Start of Block
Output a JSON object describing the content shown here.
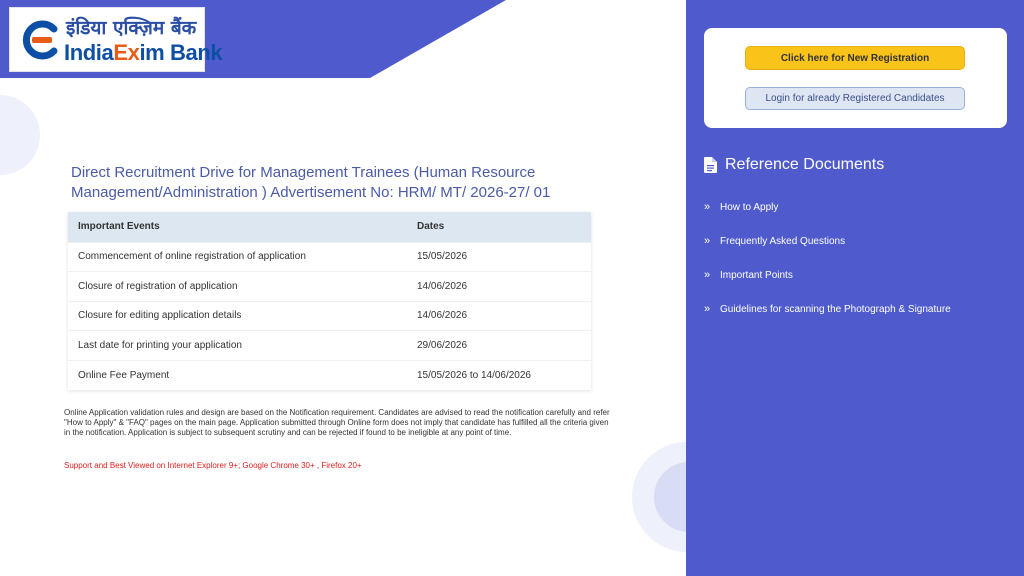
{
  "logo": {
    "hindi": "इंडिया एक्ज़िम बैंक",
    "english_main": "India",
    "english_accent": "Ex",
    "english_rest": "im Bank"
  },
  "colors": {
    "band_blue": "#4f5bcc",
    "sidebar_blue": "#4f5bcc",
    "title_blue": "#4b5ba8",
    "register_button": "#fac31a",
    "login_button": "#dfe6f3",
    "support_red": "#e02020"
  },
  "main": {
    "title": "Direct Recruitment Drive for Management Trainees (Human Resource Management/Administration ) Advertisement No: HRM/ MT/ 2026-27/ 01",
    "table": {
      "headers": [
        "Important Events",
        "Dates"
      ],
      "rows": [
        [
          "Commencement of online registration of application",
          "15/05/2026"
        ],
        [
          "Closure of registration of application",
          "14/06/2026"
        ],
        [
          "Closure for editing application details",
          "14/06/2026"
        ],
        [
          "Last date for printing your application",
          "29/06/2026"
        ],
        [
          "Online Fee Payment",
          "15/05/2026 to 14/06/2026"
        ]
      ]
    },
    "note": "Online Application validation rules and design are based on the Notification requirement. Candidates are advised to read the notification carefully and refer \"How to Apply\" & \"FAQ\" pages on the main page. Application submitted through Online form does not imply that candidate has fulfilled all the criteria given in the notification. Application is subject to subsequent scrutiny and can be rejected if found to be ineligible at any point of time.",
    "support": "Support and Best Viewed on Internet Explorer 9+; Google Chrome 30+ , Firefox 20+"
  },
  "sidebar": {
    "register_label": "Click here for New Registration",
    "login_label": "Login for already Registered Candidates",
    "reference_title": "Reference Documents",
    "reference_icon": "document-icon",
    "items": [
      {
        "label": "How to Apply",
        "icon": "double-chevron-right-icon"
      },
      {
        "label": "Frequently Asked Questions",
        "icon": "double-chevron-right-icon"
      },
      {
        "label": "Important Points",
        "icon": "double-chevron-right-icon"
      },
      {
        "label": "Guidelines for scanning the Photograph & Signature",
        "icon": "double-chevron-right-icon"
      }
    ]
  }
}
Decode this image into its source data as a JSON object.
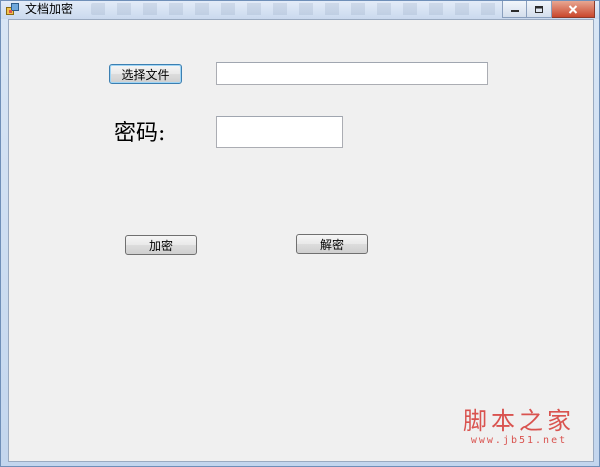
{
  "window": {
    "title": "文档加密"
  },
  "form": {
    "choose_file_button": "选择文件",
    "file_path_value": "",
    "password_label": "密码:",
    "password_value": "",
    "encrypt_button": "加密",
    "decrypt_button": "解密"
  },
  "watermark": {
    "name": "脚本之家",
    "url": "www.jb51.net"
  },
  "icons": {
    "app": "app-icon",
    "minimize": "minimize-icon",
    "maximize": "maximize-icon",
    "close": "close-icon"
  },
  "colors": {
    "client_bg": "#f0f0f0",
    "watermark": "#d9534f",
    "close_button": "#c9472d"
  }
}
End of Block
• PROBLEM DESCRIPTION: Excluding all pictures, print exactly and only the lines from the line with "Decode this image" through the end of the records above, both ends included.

• YOUR SOLUTION:
Decode this image into its source data as a JSON object.
{
  "window": {
    "title": "文档加密"
  },
  "form": {
    "choose_file_button": "选择文件",
    "file_path_value": "",
    "password_label": "密码:",
    "password_value": "",
    "encrypt_button": "加密",
    "decrypt_button": "解密"
  },
  "watermark": {
    "name": "脚本之家",
    "url": "www.jb51.net"
  },
  "icons": {
    "app": "app-icon",
    "minimize": "minimize-icon",
    "maximize": "maximize-icon",
    "close": "close-icon"
  },
  "colors": {
    "client_bg": "#f0f0f0",
    "watermark": "#d9534f",
    "close_button": "#c9472d"
  }
}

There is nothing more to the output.